Faced with achieving a coherent and coordinated design for a programme of projects of over £4bn spread over a site the size of Hyde Park, Mike Forster, in his role a Development and Design Directorfor the programme, led the ﬁnal delivery a set of Campus Design guidelines that provided a comprehensive design brief to the many designers on the programme.
This was a vital piece of briefing material since at least five different firms of architects were engaged on different parts of the programme at any one time and, in addition, there were landscape architects, product designers etc. also involved.
The design guidelines had been in development for a number of years and needed to be completed and issued to the project and statutory authorities as a matter of urgency. They were structured on four levels.
Level 1 set out the Design Vision for the programme, the values which would should govern decision-making on the project and the key design principles. Level 2 captured the design strategies in relation to the main elements of the project, Level 3 the primary concepts in response to those strategies, and Level 4 common components.
Rooting the guidelines in the Design Vision ensured that design in its entirety focused on achieving a common outcome. Values are important in decision-making and provide a touchstone to guide both designers and approvers in any design exercise.
Through a set of interactive workshops involving the programme leadership the four key values of being responsive, being simple, coherent and clear, being responsible and being appropriate in style and quality, were developed.These led to a set of principles which guided design development across the whole campus.
Level 2 Design strategies took each element of the programme, such as the external spaces, the interiors, the landscaping etc and developed an individual vision and strategies to deliver the outcome. Level 3 was the response to the strategies and provided designers with the key concepts they should follow.
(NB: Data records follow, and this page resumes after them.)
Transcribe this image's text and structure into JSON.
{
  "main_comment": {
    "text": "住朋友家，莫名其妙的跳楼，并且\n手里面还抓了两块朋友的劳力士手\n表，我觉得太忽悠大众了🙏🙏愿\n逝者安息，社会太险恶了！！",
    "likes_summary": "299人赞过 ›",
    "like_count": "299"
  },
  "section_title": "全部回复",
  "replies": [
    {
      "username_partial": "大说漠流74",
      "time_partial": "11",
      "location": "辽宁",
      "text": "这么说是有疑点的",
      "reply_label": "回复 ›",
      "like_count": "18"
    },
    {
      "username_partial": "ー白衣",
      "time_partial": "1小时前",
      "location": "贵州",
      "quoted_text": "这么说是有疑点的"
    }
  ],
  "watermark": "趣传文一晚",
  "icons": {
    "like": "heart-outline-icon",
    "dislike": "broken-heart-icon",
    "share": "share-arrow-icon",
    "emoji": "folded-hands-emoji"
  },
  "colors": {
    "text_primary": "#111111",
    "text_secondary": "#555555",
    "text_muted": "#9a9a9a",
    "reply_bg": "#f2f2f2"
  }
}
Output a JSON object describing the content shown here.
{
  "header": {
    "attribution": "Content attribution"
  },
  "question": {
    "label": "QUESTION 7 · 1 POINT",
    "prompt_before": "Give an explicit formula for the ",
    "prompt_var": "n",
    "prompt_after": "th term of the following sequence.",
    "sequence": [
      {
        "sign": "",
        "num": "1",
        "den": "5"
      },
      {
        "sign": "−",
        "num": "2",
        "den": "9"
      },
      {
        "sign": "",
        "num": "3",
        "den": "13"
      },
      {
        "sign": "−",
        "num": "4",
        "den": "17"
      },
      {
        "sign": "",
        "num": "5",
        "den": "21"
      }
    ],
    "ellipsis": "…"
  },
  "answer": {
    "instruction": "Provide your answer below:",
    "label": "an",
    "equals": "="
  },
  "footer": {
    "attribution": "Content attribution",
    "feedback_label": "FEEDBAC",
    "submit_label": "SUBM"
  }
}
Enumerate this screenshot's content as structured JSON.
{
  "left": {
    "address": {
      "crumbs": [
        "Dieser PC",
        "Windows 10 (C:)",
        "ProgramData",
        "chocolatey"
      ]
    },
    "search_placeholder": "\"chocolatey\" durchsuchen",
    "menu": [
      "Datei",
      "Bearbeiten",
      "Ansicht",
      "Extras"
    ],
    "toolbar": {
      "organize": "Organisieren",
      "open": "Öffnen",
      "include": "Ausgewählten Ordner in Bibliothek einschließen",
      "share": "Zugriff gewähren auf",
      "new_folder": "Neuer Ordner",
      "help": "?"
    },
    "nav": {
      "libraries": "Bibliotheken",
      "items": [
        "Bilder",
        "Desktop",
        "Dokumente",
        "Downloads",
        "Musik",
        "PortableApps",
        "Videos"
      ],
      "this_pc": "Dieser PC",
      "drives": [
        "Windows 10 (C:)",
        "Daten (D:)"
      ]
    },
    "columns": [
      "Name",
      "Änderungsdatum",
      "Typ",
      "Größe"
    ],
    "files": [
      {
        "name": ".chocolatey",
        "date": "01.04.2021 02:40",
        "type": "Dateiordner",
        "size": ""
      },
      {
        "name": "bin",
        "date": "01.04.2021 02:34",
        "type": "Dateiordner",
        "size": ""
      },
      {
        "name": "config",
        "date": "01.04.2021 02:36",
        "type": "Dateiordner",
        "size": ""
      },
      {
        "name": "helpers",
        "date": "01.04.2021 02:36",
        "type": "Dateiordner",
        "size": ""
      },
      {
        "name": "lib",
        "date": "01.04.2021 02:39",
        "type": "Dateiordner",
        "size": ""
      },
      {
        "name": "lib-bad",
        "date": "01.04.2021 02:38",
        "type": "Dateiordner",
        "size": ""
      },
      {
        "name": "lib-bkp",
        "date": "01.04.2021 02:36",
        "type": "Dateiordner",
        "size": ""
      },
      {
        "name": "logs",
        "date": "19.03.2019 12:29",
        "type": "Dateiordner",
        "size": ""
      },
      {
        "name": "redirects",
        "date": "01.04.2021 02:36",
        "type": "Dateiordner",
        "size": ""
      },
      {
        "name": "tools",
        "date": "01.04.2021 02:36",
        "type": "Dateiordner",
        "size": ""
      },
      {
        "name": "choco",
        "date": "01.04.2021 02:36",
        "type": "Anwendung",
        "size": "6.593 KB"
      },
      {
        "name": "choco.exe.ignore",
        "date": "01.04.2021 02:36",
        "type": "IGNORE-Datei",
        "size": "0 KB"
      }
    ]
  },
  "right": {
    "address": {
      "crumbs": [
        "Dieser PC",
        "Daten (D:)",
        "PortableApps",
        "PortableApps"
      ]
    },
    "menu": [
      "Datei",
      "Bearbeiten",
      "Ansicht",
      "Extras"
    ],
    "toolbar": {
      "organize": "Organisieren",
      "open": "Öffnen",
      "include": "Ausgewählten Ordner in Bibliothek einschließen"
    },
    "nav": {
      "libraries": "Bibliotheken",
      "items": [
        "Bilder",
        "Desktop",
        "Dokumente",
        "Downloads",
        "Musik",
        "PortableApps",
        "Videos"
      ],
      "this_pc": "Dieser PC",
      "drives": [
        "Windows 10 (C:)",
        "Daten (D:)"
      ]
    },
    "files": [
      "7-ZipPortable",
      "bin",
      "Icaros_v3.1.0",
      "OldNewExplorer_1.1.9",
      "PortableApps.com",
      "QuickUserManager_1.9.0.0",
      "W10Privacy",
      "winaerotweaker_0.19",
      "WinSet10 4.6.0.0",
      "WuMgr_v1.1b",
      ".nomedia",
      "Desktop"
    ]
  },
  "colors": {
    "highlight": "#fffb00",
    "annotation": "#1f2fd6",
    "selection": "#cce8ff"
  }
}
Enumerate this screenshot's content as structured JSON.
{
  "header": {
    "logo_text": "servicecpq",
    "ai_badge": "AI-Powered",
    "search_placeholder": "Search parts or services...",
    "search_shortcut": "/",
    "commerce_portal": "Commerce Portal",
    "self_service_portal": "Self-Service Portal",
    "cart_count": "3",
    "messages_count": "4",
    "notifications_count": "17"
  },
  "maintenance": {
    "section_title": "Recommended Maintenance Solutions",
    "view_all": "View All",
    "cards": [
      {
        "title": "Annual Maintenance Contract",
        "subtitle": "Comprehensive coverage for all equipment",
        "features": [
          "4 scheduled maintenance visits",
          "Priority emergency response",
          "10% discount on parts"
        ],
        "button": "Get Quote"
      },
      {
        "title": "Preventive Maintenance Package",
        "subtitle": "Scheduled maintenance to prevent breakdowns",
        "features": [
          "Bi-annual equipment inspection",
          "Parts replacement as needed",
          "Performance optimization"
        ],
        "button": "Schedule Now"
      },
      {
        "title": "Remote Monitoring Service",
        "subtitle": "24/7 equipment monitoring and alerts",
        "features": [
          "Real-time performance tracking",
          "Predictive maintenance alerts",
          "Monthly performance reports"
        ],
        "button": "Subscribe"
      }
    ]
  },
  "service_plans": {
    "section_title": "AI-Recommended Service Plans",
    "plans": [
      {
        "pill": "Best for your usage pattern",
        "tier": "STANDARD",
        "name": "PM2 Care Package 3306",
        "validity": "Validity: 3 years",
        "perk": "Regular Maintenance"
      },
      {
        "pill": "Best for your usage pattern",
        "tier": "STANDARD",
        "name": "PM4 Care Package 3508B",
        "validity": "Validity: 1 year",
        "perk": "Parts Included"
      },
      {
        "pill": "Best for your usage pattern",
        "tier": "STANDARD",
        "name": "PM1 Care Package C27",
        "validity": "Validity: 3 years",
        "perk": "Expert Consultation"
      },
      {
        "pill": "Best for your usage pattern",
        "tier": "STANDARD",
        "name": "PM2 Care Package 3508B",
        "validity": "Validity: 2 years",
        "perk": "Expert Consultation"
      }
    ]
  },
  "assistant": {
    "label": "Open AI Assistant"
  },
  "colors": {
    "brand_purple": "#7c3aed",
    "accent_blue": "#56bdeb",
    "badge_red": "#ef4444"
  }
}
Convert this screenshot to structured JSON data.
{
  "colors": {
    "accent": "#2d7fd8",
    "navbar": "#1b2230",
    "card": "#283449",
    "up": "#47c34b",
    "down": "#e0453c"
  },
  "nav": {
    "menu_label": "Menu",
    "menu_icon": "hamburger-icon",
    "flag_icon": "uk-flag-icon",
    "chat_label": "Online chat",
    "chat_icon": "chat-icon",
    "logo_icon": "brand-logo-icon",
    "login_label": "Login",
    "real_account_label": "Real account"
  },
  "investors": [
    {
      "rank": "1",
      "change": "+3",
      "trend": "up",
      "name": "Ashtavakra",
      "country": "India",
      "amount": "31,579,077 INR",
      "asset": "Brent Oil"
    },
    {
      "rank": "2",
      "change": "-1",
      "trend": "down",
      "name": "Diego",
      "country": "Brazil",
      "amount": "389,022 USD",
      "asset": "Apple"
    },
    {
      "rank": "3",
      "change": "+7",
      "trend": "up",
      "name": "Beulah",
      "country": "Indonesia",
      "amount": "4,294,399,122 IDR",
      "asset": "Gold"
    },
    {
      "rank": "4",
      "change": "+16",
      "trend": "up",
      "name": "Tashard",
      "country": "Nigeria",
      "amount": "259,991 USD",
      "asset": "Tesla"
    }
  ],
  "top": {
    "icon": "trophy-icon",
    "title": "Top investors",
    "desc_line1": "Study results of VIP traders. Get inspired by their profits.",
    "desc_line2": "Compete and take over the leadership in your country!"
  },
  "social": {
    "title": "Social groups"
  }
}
An example of this was the principal alignment of key elements of the masterplan in the North/South orientation of the site.
Establishing the strategies, concepts and the identification of common components such as cladding systems, landscaping details and components, lig ht ﬁttings, floor finishes etc enabled designers to deliver a common look and feel right across the site.
A major and principal beneﬁt ofthis approach was to be able to explain to the local authority responsible for granting planning permission how the many buildings on the campus worked together to deliver a coherent whole.
For most campuses of this size detailed permissions are granted progressively and, without this form of co- ordinative planning, the authority would not be able to understand the intention behind early submissions.